One crime that often gets overlooked when it comes to immigration purposes and criminal scoring guidelines is “Accessory After the Fact.” On its face the crime appears to be an afterthought in the criminal justice system. However, there are severe consequences that could include a stay at the Michigan Department of Corrections, county jail and even deportation.
The seminal case for “Accessory After the Fact” is People v Luca, 402 Mich 302, 304; 262 NW2d 662 (1978). In Luca, the court defines the crime as “one who, with knowledge of the other’s guilt, renders assistance to a felon in the effort to hinder his detection, arrest, trial or punishment.” While the crime has always effected incarceration, more recently the charge has led to have severe immigration consequences. To discuss this matter at length, we obtained commentary from several of the top attorneys in Michigan.
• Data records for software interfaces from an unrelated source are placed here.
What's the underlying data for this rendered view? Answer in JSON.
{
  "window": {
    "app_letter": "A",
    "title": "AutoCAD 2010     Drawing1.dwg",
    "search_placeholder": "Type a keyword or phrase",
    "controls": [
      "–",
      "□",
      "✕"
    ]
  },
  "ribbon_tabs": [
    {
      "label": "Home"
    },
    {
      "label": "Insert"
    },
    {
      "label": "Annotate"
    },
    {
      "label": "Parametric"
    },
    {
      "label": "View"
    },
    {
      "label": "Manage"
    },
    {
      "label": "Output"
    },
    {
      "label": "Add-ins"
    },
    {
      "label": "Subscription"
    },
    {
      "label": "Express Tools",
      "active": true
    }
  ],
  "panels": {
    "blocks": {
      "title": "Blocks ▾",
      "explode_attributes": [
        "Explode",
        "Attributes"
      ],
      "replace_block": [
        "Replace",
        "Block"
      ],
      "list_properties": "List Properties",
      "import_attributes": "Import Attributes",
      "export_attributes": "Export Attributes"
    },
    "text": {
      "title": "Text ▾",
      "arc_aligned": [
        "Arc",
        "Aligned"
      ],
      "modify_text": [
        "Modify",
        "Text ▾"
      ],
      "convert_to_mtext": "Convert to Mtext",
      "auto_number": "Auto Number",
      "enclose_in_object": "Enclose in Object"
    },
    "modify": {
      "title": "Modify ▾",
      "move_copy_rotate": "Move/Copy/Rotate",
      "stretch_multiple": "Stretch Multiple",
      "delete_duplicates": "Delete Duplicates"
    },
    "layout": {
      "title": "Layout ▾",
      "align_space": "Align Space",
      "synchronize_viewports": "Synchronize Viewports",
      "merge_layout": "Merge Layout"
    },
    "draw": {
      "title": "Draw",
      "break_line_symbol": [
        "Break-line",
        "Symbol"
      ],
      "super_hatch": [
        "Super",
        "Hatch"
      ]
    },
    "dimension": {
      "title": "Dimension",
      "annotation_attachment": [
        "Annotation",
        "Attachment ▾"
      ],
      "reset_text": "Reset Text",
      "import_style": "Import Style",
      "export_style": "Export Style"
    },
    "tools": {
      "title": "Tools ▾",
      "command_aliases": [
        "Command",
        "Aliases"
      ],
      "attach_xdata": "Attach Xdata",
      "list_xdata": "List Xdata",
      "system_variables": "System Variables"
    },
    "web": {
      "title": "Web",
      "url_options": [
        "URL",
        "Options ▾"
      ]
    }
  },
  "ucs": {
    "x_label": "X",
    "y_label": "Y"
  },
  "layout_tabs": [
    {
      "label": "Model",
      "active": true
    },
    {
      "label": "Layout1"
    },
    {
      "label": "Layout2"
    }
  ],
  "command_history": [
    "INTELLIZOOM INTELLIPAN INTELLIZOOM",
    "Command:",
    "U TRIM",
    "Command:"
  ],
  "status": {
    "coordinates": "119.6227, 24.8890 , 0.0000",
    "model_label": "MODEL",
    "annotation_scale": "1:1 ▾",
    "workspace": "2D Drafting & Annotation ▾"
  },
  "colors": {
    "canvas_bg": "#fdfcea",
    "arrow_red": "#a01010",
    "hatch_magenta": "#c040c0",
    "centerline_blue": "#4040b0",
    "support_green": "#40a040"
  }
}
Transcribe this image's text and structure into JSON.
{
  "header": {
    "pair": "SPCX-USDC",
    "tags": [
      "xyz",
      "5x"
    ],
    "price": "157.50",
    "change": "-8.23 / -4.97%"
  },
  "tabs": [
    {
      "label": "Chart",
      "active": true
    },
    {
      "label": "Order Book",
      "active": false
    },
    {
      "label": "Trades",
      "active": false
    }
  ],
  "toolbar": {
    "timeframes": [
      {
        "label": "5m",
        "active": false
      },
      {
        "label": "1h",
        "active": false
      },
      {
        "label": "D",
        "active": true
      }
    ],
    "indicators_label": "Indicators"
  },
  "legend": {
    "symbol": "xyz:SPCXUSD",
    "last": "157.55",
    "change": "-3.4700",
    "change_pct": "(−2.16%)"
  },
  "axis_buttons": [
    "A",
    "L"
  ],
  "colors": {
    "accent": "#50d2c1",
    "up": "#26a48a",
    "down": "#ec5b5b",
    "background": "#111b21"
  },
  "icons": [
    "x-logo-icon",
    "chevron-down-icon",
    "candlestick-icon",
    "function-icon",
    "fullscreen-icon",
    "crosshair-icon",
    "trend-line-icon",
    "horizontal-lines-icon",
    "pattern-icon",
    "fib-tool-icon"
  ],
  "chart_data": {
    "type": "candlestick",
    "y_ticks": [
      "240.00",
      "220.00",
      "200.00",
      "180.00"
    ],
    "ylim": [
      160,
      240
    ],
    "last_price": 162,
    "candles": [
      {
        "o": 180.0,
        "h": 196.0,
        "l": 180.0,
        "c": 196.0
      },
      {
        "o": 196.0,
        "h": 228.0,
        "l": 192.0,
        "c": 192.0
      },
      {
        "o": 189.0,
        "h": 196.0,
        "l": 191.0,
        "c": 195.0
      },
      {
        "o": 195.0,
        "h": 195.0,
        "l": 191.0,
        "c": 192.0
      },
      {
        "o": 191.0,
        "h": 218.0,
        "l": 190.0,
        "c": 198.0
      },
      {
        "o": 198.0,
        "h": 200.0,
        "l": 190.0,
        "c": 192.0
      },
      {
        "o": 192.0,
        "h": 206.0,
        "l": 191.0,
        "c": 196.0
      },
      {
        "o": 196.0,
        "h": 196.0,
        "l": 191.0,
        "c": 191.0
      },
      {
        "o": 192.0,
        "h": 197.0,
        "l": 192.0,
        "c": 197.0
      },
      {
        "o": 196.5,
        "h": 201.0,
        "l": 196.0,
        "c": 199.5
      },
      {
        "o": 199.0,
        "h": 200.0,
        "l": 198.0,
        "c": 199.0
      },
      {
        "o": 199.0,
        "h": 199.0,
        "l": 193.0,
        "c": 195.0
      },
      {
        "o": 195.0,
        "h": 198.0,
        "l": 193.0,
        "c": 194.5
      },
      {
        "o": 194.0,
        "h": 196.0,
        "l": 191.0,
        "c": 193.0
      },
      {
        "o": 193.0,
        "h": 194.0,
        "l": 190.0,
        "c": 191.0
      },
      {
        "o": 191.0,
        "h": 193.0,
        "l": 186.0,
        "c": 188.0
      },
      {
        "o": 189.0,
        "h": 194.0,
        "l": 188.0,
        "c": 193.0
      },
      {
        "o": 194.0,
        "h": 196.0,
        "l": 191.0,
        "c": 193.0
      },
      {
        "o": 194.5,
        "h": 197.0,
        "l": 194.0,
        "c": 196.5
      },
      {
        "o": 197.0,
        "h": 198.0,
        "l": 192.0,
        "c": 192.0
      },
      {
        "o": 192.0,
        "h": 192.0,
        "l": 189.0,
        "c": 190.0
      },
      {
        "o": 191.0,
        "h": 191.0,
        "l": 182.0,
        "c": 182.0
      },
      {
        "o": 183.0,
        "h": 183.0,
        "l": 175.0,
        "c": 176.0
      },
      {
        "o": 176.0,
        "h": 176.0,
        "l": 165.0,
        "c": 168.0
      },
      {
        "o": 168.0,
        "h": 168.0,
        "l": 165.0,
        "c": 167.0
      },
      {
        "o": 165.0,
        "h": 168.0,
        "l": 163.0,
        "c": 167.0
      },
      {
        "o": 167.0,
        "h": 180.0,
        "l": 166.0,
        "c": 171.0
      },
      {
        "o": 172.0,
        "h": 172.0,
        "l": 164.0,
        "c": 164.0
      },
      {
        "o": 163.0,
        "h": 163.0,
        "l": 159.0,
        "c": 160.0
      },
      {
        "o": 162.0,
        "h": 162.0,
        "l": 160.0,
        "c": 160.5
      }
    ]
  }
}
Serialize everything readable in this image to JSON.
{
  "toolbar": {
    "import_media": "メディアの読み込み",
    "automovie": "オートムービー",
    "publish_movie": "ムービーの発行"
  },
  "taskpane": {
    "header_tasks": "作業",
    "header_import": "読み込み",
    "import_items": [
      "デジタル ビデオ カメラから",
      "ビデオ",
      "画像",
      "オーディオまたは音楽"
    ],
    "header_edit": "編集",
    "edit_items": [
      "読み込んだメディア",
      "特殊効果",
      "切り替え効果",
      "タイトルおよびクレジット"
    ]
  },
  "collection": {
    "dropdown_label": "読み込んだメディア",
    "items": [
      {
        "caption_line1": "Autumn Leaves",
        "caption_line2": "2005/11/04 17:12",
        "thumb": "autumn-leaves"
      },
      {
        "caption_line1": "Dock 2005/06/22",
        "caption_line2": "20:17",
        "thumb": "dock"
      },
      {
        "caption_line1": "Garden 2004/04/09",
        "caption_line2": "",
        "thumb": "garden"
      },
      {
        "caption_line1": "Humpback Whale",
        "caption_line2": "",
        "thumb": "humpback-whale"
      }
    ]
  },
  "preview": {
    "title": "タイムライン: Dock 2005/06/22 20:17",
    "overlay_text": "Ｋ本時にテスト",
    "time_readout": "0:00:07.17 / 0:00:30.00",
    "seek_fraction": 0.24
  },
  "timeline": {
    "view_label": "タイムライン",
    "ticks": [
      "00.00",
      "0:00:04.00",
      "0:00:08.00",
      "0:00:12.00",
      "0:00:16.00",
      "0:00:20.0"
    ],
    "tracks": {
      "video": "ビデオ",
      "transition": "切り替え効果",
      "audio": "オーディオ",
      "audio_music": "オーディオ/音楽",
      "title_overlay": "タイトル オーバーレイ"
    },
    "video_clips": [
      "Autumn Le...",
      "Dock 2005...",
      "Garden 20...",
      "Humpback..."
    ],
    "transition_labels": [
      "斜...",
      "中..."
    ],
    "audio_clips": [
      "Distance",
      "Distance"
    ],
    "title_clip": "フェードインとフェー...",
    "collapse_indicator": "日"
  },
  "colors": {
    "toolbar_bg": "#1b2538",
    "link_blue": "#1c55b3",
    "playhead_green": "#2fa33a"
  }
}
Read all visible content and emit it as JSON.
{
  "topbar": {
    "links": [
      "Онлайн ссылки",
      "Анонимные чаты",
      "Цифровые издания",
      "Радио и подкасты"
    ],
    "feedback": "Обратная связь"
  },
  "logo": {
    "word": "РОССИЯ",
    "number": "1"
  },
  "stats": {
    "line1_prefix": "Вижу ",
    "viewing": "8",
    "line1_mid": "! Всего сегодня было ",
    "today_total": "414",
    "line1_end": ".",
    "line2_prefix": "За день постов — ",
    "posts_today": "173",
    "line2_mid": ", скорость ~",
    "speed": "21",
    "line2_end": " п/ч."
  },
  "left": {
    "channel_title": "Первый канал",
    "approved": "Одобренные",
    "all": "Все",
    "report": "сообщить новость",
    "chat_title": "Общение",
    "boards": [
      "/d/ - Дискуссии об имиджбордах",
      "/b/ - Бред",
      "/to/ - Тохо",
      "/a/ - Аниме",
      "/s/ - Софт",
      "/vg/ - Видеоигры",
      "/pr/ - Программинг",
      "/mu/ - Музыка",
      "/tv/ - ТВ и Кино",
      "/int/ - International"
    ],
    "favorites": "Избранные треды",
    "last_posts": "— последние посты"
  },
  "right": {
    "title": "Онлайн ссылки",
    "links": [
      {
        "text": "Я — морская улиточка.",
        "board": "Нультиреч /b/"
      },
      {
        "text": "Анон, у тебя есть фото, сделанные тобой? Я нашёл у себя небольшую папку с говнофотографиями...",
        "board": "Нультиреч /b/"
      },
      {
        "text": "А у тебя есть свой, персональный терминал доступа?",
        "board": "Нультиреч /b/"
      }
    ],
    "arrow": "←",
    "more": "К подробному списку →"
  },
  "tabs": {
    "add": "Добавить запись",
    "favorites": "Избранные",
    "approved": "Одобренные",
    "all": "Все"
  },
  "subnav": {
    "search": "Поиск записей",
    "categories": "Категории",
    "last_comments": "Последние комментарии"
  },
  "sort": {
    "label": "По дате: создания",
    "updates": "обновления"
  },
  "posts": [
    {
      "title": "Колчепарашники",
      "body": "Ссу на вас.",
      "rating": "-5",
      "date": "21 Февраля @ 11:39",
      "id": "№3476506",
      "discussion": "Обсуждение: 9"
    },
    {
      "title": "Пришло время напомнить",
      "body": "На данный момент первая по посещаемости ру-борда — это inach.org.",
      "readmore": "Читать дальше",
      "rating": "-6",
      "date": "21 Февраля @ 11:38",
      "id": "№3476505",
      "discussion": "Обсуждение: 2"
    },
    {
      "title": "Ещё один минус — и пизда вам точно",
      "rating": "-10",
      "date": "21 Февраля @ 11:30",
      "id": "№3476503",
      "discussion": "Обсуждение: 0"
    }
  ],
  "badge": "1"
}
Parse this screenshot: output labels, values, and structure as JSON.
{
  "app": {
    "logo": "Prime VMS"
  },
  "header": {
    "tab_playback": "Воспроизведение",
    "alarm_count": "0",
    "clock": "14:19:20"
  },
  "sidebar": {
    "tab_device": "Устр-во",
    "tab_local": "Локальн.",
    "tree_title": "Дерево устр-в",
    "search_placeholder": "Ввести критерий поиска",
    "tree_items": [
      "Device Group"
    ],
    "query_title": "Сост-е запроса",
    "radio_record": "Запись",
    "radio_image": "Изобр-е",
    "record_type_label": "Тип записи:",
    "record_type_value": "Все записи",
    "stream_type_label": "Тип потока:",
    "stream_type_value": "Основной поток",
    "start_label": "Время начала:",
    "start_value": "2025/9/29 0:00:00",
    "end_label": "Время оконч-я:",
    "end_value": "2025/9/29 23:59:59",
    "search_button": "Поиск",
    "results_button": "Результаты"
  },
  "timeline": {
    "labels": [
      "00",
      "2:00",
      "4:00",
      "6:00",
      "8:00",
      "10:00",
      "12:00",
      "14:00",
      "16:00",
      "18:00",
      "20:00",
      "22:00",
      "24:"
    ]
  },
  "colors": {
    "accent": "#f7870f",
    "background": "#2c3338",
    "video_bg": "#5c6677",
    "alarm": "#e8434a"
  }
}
Scott Grabel is the founder of Grabel and Associates and has put together a team that is considered amongst the best criminal defense firms in the state of Michigan. When speaking of the immigration consequences, Grabel stated, “The first thing we must review is whether this is considered a crime of moral turpitude. Crimes of moral turpitude will almost always trigger immigration consequences. This charge is a gray area because it is deemed an inchoate crime and we would have to examine the principal charge to see where we stand.”
Jennifer Kelley is a Senior Associate for McManus and Amadeo and known as a top family law across the state of Michigan. Kelley stated, “Immigration consequences often have a large impact on child custody and divorce decrees. What will move the court on this charge is whether the crime is considered an aggravated felony.”
Megan Smith is an Associate Attorney for Tanis Schultz and Grabel and Associates. Known as a leader in criminal defense in Kent County, Smith stated, “The crime in and of itself does not equate to an aggravated felony but that is somewhat deceptive. If the sentence would equate to more than one year, the charge is now an aggravated felony and could trigger deportation.”
Ravi Gurumurthy runs his own law firm in Cadillac, Michigan and works with Grabel and Associates. A top litigator across Northern Michigan, Gurumurthy commented, “We must turn to case law when we determine other grounds of deportation on this criminal charge. In “Matter of Rivers, 25 I & N Dec. 623 (BIA 2011) we have seen that the court will look at the underlying crime and also examine what the original charge was in addition to a plea bargain when you review this statute.”
Nancy Eaton-Gordon is a solo practitioner in Lenawee County, Michigan and has developed a strong reputation in the criminal field. Eaton Gordon stated, “We also must look at the Valenzuela Gallardo case (Matter of Valenzuela Gallardo, 27 I & N Dec. 449 (BIA 2018). In that case, we develop an understanding that protecting one from incarceration can also lead to deportation. Sometimes winning the battle could equate to losing the war so we must be cautious on any plea deal.”
William Amadeo is a partner at McManus and Amadeo and a Senior Associate for Grabel and Associates. Amadeo is known as one of the top defense lawyers across the state of Michigan and provided insight on this issue. Amadeo said, “Let’s be real, the legislation attached with immigration consequences now force more trials and if anybody disputes that they shouldn’t take the case. When you take a client that has immigration consequences you need to either prepare for trial or understand both aspects of the needs of your client. Some counties are concerned about such consequences, others care less. In those jurisdictions setting 12 in a box is better than allowing for deportation.”
With the immigration concerns at the forefront of litigation, a client that is not an American citizen and is charged with a crime needs to have an advocate that understands there is more than just a protection of freedom at stake.